[TASK BRIEF] Return all of the lines below exactly as they are.

(Dataset rows for apps and sites)
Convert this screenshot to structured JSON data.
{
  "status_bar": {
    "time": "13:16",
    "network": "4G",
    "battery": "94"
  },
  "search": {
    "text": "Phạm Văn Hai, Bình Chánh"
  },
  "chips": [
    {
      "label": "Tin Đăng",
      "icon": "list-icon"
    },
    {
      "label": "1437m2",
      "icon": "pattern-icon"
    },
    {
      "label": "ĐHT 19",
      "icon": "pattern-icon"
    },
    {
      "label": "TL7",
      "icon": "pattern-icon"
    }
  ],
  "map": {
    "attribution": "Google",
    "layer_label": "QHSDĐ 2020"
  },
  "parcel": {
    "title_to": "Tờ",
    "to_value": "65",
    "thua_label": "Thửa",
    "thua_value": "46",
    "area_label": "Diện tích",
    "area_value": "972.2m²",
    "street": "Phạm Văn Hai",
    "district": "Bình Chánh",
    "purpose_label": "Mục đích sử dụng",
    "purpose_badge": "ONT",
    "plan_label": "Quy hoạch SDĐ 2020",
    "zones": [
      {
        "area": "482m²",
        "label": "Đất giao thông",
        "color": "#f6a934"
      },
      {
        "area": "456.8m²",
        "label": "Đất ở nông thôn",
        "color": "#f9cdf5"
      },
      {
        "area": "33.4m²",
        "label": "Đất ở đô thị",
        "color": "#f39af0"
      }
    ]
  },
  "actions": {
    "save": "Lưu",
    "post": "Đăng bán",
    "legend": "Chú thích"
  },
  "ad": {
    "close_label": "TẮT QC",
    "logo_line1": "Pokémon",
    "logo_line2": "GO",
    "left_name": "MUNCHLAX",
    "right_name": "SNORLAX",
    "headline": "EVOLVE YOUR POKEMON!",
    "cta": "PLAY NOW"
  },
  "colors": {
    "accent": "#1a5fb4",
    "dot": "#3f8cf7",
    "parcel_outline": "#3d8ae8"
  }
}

[SOLUTION TO THIS EXERCISE]
Convert this screenshot to structured JSON data.
{
  "status_bar": {
    "time": "13:16",
    "network": "4G",
    "battery": "94"
  },
  "search": {
    "text": "Phạm Văn Hai, Bình Chánh"
  },
  "chips": [
    {
      "label": "Tin Đăng",
      "icon": "list-icon"
    },
    {
      "label": "1437m2",
      "icon": "pattern-icon"
    },
    {
      "label": "ĐHT 19",
      "icon": "pattern-icon"
    },
    {
      "label": "TL7",
      "icon": "pattern-icon"
    }
  ],
  "map": {
    "attribution": "Google",
    "layer_label": "QHSDĐ 2020"
  },
  "parcel": {
    "title_to": "Tờ",
    "to_value": "65",
    "thua_label": "Thửa",
    "thua_value": "46",
    "area_label": "Diện tích",
    "area_value": "972.2m²",
    "street": "Phạm Văn Hai",
    "district": "Bình Chánh",
    "purpose_label": "Mục đích sử dụng",
    "purpose_badge": "ONT",
    "plan_label": "Quy hoạch SDĐ 2020",
    "zones": [
      {
        "area": "482m²",
        "label": "Đất giao thông",
        "color": "#f6a934"
      },
      {
        "area": "456.8m²",
        "label": "Đất ở nông thôn",
        "color": "#f9cdf5"
      },
      {
        "area": "33.4m²",
        "label": "Đất ở đô thị",
        "color": "#f39af0"
      }
    ]
  },
  "actions": {
    "save": "Lưu",
    "post": "Đăng bán",
    "legend": "Chú thích"
  },
  "ad": {
    "close_label": "TẮT QC",
    "logo_line1": "Pokémon",
    "logo_line2": "GO",
    "left_name": "MUNCHLAX",
    "right_name": "SNORLAX",
    "headline": "EVOLVE YOUR POKEMON!",
    "cta": "PLAY NOW"
  },
  "colors": {
    "accent": "#1a5fb4",
    "dot": "#3f8cf7",
    "parcel_outline": "#3d8ae8"
  }
}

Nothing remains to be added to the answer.